SARATOGA SPRINGS – City officials on Tuesday approved a resolution adjusting a decades-old ordinance, so that departing Commissioner of Finance Michele Madigan and future members of the City Council who have served 10 consecutive years and reach age 55 can receive city-sanctioned health benefits for the balance of their lives.
The City Council approved the resolution in a 4-0 vote that was introduced by Public Safety Commissioner Robin Dalton.
Madigan recused herself and left the council meeting room while the matter was being considered.
The decision only effects Madigan presently. But it will also be in play for future commissioners and mayors.
City Council members’ yearly salaries of $14,500 are too low to qualify for the state retirement system.
An the eyes of the state retirement system, city council hours are measured as less than minimum wage, which is $12.50 an hour.
“If the city council had been making minimum wage, we probably wouldn’t be having this problem,” Dalton said.
But Dalton said after the meeting she hopes future councils remove the benefit because she said it shouldn’t be a motivator for public service in her view.
The handful of people who have qualified for the benefit to date should be grandfathered, she said.
On the other hand, council salaries should be adjusted to minimum wage or more, Dalton said.
The action amended the city’s ordinance established that guarantees health insurance for life for retirees who served 10 straight years on the council.
The City Council on Dec. 6, 1993 approved benefits entitling the mayor and commissioners participation in individual or family health plan coverage of the city’s primary indemnity health insurance program.
In addition, the city pays 100% of the cost of health insurance for all retirees and their dependents.

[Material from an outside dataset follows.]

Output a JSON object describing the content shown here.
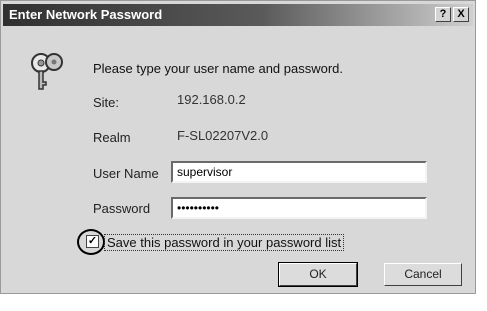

Prior to the vote, city resident Kristen Dart, who served on the Saratoga Springs police collaborative, said she disagreed with the resolution.

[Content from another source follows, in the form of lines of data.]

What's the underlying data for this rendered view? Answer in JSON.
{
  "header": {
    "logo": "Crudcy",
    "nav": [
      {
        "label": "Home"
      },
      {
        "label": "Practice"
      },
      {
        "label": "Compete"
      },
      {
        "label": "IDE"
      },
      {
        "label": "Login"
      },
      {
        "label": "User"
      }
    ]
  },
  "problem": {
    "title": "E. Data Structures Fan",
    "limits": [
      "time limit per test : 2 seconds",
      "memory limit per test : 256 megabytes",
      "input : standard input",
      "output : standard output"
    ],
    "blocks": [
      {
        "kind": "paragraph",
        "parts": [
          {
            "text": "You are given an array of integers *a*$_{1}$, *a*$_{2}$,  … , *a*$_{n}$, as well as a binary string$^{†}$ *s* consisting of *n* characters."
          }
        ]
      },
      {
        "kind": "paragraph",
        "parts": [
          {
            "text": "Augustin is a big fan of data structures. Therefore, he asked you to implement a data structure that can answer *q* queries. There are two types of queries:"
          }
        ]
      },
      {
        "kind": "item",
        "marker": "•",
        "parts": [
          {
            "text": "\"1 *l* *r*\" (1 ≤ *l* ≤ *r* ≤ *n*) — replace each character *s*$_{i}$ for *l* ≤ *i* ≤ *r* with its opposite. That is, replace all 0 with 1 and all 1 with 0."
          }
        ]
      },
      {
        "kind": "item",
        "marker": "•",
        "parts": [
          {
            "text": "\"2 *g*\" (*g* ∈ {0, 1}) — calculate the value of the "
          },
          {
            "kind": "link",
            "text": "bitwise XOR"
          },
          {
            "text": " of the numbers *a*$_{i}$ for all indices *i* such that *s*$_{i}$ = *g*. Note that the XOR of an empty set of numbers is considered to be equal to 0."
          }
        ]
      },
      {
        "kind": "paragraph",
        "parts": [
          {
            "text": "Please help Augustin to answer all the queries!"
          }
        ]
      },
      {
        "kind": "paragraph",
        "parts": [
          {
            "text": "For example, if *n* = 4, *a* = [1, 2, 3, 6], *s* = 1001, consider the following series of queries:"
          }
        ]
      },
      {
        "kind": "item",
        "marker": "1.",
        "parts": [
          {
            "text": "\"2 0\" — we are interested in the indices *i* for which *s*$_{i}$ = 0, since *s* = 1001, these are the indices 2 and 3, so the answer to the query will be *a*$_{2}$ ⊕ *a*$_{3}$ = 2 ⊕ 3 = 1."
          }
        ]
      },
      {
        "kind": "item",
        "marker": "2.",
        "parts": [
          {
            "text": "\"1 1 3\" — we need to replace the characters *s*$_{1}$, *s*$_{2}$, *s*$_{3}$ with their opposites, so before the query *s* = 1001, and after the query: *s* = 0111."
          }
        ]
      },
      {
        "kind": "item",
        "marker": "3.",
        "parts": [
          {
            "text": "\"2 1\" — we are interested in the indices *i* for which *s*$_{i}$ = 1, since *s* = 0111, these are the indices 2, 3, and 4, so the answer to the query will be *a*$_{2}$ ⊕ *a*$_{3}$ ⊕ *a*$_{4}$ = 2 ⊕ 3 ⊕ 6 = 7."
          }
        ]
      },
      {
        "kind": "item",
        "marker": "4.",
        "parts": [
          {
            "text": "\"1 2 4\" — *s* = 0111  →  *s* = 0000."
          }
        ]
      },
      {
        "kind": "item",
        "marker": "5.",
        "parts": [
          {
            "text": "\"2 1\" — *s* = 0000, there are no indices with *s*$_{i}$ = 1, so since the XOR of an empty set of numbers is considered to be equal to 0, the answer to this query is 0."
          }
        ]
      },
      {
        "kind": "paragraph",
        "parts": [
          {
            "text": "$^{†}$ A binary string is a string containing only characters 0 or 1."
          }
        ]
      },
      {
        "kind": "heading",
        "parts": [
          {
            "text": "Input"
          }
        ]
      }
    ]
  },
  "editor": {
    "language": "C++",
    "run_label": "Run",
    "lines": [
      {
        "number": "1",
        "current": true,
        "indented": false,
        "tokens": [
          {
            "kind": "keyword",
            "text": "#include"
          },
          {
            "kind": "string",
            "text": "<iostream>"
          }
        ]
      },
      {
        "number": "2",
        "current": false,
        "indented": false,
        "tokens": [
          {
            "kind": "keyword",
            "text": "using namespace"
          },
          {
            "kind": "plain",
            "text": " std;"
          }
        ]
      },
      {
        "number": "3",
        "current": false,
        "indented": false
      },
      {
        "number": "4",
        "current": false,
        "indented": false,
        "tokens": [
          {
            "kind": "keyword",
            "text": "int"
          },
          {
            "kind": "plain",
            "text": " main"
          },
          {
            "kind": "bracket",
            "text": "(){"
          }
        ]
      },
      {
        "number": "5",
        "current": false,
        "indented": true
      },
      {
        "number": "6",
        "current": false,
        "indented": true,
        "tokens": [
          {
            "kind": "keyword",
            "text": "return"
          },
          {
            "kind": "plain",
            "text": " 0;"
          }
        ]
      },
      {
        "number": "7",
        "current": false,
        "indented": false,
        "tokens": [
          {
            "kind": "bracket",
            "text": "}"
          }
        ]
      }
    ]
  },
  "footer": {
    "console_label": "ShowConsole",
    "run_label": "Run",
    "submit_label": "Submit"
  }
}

While health insurance should be a human right, and Madigan had served the city well, including her maintenance of low taxes, Dart said laws should be changed in the country to make sure that everyone has health insurance.
To change rules for one person appeared to be an injustice, the speaker said.
“I don’t think that we should make policy decisions that have long-lasting effects based on one person,” she said. “If we’re going to debate changes like that, we’re going to have to prepare to make changes like that in the future when our minimum wage employees have those same issues.”
Contract reporter Brian Lee at [email protected] or 518-419-9766.